Magistrate can't reject closure report & rely upon protest petition to proceed as state case: SC

Read Time: 07 minutes


Court said that the Magistrate ought to have followed the provisions and the procedure prescribed under Chapter XV of the CrPC, instead of acting on the protest petition and witnesses' affidavit and treating the matter as the State case 

The Supreme Court has on April 18, 2024 said that a judicial magistrate cannot reject a closure report and issue summons against the accused in a criminal matter, treating it as a State case, based upon a protest petition by the complainant and affidavits filed by the witnesses.

A bench of Justices Vikram Nath and Satish Chandra Sharma allowed an appeal filed by one Mukhtar Zaidi against the Allahabad High Court's order of August 24, 2021.

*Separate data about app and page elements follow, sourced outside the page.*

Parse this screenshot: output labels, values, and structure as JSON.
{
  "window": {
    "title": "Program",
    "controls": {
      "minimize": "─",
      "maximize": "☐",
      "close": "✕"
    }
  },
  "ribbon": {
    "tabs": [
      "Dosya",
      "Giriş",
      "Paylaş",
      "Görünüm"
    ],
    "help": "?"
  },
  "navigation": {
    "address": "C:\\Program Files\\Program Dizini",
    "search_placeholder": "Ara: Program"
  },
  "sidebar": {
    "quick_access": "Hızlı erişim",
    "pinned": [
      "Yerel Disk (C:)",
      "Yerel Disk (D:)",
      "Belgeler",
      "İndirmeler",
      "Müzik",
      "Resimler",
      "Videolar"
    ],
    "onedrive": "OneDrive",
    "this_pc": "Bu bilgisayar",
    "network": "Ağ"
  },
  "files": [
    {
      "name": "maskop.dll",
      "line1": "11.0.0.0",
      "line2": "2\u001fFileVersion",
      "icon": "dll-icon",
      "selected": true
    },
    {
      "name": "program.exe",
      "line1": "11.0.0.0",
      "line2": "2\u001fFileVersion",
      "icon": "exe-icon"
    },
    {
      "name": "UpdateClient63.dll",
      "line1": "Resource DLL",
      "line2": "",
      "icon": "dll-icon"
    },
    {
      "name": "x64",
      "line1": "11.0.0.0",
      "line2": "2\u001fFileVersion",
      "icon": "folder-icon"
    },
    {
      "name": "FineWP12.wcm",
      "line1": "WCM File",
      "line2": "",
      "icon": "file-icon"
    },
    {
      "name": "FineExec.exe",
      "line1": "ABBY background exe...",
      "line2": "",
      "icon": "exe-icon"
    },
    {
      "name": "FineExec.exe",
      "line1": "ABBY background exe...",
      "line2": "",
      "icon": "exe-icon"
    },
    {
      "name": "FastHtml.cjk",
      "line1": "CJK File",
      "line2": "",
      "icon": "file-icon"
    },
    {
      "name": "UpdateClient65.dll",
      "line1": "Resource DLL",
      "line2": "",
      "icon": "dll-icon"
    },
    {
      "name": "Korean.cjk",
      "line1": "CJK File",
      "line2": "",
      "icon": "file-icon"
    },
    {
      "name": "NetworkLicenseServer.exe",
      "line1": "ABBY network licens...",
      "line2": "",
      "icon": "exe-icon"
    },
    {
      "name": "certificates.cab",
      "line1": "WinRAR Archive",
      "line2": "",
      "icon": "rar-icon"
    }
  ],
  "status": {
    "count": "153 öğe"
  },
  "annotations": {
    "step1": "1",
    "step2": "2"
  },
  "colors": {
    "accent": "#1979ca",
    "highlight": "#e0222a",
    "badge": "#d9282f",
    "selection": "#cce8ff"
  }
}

The appellant assailed the high court's order which rejected his plea for quashing the summoning order of March 8, 2021 by the Chief Judicial Magistrate (CJM), Aligarh in the case related to an attempt to murder and other offences.

The Investigating Officer found no evidence that could be collected to substantiate the allegations made in the FIR. 

The CJM, on its part, rejected the police report under Section 173(2) CrPC and further proceeded to take cognizance for offences under the IPC and under Section 190 (1)(b) of the CrPC and also directed that the matter would continue as a State case. 

The appellant's counsel contended once the CJM was relying upon additional material in the form of evidence produced by the complainant along with the protest petition then the only option for the CJM was to treat it as a complaint under Section 200 CrPC and proceed accordingly.

The said case could not have been continued as a State case and should have been treated as a private complaint after following the due procedure in Chapter XV of the CrPC to take cognizance under Section 190(1)(a) CrPC, he argued.

It was, however, open for the CJM to have rejected the police report for closure and could have taken cognizance relying upon the material in the case diary, (in effect, the material collected during investigation), the counsel said.

The counsel for the State and the complainant, on the contrary, claimed the CJM did not take into consideration any additional evidence filed in the form of affidavits along with the protest petition and had only relied upon the material collected during the investigation as contained in the case diary.

The bench, however, said, "We find that the CJM had actually taken into consideration not only the protest petition but also the affidavit filed in support of the protest petition as well as the four affidavits of witnesses filed along with the protest petition. It was based on consideration of such affidavits that the CJM was of the view that the investigation was not a fair investigation and these affidavits made out a prima facie case for taking cognisance and summoning the accused."

Referring to 'Vishnu Kumar Tiwari vs State of Uttar Pradesh, through Secretary Home, Civil Secretariat, Lucknow & Anr' (2019), the bench said that the right of the complainant to file a petition under Section 200 CrPC is not taken away even if the Magistrate concerned does not direct that such a protest petition be treated as a complaint. 

"In the present case as the Magistrate had already recorded his satisfaction that it was a case worth taking cognisance and fit for summoning the accused, we are of the view that the Magistrate ought to have followed the provisions and the procedure prescribed under Chapter XV of the CrPC," the bench said.

The bench, therefore, set aside the orders passed by the high court.

The court, however, left it open for the Magistrate to treat the protest petition as a complaint and proceed in accordance to law as laid down under Chapter XV of the CrPC.